What to work on
Write out every single entry exactly.
>>
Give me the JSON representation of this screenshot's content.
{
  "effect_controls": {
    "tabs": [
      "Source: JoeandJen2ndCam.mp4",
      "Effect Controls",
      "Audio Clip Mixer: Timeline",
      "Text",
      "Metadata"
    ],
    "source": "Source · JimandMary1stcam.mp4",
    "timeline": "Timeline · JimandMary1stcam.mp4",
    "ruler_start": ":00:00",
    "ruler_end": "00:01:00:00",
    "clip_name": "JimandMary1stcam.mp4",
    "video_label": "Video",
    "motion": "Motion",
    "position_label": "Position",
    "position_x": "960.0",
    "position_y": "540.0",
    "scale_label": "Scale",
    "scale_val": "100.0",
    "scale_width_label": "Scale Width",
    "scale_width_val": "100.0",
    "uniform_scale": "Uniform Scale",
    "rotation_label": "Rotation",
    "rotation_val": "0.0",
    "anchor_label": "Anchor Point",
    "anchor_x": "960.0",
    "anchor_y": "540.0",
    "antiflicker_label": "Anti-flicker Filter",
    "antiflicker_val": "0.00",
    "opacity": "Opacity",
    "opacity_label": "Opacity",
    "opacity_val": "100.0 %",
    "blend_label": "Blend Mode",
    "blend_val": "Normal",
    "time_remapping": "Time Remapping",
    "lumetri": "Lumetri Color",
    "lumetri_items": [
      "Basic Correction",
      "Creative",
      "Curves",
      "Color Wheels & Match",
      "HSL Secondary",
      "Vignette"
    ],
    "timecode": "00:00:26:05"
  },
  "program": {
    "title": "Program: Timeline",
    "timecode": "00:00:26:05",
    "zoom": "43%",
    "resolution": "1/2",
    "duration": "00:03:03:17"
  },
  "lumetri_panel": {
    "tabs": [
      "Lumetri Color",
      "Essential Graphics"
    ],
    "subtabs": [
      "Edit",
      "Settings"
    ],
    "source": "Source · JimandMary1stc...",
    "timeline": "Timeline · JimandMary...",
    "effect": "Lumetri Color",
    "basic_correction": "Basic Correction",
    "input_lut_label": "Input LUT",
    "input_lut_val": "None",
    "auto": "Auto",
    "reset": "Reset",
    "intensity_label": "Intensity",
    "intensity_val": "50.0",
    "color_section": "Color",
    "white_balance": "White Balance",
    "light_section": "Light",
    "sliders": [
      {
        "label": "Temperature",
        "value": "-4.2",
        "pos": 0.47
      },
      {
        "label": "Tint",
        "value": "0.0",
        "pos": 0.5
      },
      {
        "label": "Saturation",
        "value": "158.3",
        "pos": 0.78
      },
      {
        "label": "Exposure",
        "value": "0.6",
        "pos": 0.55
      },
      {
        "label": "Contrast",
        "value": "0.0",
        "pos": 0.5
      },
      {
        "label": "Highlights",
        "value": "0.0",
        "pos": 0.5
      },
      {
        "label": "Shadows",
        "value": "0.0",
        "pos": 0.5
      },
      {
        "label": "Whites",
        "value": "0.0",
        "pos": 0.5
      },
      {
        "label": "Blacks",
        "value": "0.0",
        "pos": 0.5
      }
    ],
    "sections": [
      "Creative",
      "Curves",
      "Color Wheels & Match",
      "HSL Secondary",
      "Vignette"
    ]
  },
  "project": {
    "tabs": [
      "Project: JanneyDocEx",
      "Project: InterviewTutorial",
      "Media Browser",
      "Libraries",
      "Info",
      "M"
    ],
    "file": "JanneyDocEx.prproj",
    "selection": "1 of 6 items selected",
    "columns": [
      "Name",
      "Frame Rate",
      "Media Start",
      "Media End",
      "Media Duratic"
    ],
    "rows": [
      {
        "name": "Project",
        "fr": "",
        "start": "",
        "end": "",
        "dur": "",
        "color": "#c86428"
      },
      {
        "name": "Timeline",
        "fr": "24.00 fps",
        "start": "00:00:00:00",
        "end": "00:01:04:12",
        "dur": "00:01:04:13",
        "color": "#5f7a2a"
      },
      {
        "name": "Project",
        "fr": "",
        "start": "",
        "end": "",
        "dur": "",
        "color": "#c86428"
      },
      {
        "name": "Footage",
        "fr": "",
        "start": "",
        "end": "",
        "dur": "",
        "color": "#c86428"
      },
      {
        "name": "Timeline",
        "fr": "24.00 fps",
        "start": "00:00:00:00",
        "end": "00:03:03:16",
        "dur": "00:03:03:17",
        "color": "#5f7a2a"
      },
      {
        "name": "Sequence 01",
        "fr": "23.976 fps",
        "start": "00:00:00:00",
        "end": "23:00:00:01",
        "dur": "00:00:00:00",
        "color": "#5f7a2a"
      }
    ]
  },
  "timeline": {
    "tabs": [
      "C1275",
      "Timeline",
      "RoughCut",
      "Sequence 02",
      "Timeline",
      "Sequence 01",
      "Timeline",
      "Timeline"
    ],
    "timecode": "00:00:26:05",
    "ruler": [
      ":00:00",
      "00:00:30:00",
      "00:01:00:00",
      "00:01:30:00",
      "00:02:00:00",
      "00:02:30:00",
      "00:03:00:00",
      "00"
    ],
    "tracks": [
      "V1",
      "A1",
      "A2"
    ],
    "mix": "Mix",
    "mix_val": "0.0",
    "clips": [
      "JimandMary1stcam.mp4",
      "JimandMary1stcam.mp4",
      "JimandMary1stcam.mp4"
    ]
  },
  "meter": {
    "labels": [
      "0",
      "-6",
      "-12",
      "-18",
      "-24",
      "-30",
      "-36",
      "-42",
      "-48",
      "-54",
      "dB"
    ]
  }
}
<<
Result
Give me the JSON representation of this screenshot's content.
{
  "effect_controls": {
    "tabs": [
      "Source: JoeandJen2ndCam.mp4",
      "Effect Controls",
      "Audio Clip Mixer: Timeline",
      "Text",
      "Metadata"
    ],
    "source": "Source · JimandMary1stcam.mp4",
    "timeline": "Timeline · JimandMary1stcam.mp4",
    "ruler_start": ":00:00",
    "ruler_end": "00:01:00:00",
    "clip_name": "JimandMary1stcam.mp4",
    "video_label": "Video",
    "motion": "Motion",
    "position_label": "Position",
    "position_x": "960.0",
    "position_y": "540.0",
    "scale_label": "Scale",
    "scale_val": "100.0",
    "scale_width_label": "Scale Width",
    "scale_width_val": "100.0",
    "uniform_scale": "Uniform Scale",
    "rotation_label": "Rotation",
    "rotation_val": "0.0",
    "anchor_label": "Anchor Point",
    "anchor_x": "960.0",
    "anchor_y": "540.0",
    "antiflicker_label": "Anti-flicker Filter",
    "antiflicker_val": "0.00",
    "opacity": "Opacity",
    "opacity_label": "Opacity",
    "opacity_val": "100.0 %",
    "blend_label": "Blend Mode",
    "blend_val": "Normal",
    "time_remapping": "Time Remapping",
    "lumetri": "Lumetri Color",
    "lumetri_items": [
      "Basic Correction",
      "Creative",
      "Curves",
      "Color Wheels & Match",
      "HSL Secondary",
      "Vignette"
    ],
    "timecode": "00:00:26:05"
  },
  "program": {
    "title": "Program: Timeline",
    "timecode": "00:00:26:05",
    "zoom": "43%",
    "resolution": "1/2",
    "duration": "00:03:03:17"
  },
  "lumetri_panel": {
    "tabs": [
      "Lumetri Color",
      "Essential Graphics"
    ],
    "subtabs": [
      "Edit",
      "Settings"
    ],
    "source": "Source · JimandMary1stc...",
    "timeline": "Timeline · JimandMary...",
    "effect": "Lumetri Color",
    "basic_correction": "Basic Correction",
    "input_lut_label": "Input LUT",
    "input_lut_val": "None",
    "auto": "Auto",
    "reset": "Reset",
    "intensity_label": "Intensity",
    "intensity_val": "50.0",
    "color_section": "Color",
    "white_balance": "White Balance",
    "light_section": "Light",
    "sliders": [
      {
        "label": "Temperature",
        "value": "-4.2",
        "pos": 0.47
      },
      {
        "label": "Tint",
        "value": "0.0",
        "pos": 0.5
      },
      {
        "label": "Saturation",
        "value": "158.3",
        "pos": 0.78
      },
      {
        "label": "Exposure",
        "value": "0.6",
        "pos": 0.55
      },
      {
        "label": "Contrast",
        "value": "0.0",
        "pos": 0.5
      },
      {
        "label": "Highlights",
        "value": "0.0",
        "pos": 0.5
      },
      {
        "label": "Shadows",
        "value": "0.0",
        "pos": 0.5
      },
      {
        "label": "Whites",
        "value": "0.0",
        "pos": 0.5
      },
      {
        "label": "Blacks",
        "value": "0.0",
        "pos": 0.5
      }
    ],
    "sections": [
      "Creative",
      "Curves",
      "Color Wheels & Match",
      "HSL Secondary",
      "Vignette"
    ]
  },
  "project": {
    "tabs": [
      "Project: JanneyDocEx",
      "Project: InterviewTutorial",
      "Media Browser",
      "Libraries",
      "Info",
      "M"
    ],
    "file": "JanneyDocEx.prproj",
    "selection": "1 of 6 items selected",
    "columns": [
      "Name",
      "Frame Rate",
      "Media Start",
      "Media End",
      "Media Duratic"
    ],
    "rows": [
      {
        "name": "Project",
        "fr": "",
        "start": "",
        "end": "",
        "dur": "",
        "color": "#c86428"
      },
      {
        "name": "Timeline",
        "fr": "24.00 fps",
        "start": "00:00:00:00",
        "end": "00:01:04:12",
        "dur": "00:01:04:13",
        "color": "#5f7a2a"
      },
      {
        "name": "Project",
        "fr": "",
        "start": "",
        "end": "",
        "dur": "",
        "color": "#c86428"
      },
      {
        "name": "Footage",
        "fr": "",
        "start": "",
        "end": "",
        "dur": "",
        "color": "#c86428"
      },
      {
        "name": "Timeline",
        "fr": "24.00 fps",
        "start": "00:00:00:00",
        "end": "00:03:03:16",
        "dur": "00:03:03:17",
        "color": "#5f7a2a"
      },
      {
        "name": "Sequence 01",
        "fr": "23.976 fps",
        "start": "00:00:00:00",
        "end": "23:00:00:01",
        "dur": "00:00:00:00",
        "color": "#5f7a2a"
      }
    ]
  },
  "timeline": {
    "tabs": [
      "C1275",
      "Timeline",
      "RoughCut",
      "Sequence 02",
      "Timeline",
      "Sequence 01",
      "Timeline",
      "Timeline"
    ],
    "timecode": "00:00:26:05",
    "ruler": [
      ":00:00",
      "00:00:30:00",
      "00:01:00:00",
      "00:01:30:00",
      "00:02:00:00",
      "00:02:30:00",
      "00:03:00:00",
      "00"
    ],
    "tracks": [
      "V1",
      "A1",
      "A2"
    ],
    "mix": "Mix",
    "mix_val": "0.0",
    "clips": [
      "JimandMary1stcam.mp4",
      "JimandMary1stcam.mp4",
      "JimandMary1stcam.mp4"
    ]
  },
  "meter": {
    "labels": [
      "0",
      "-6",
      "-12",
      "-18",
      "-24",
      "-30",
      "-36",
      "-42",
      "-48",
      "-54",
      "dB"
    ]
  }
}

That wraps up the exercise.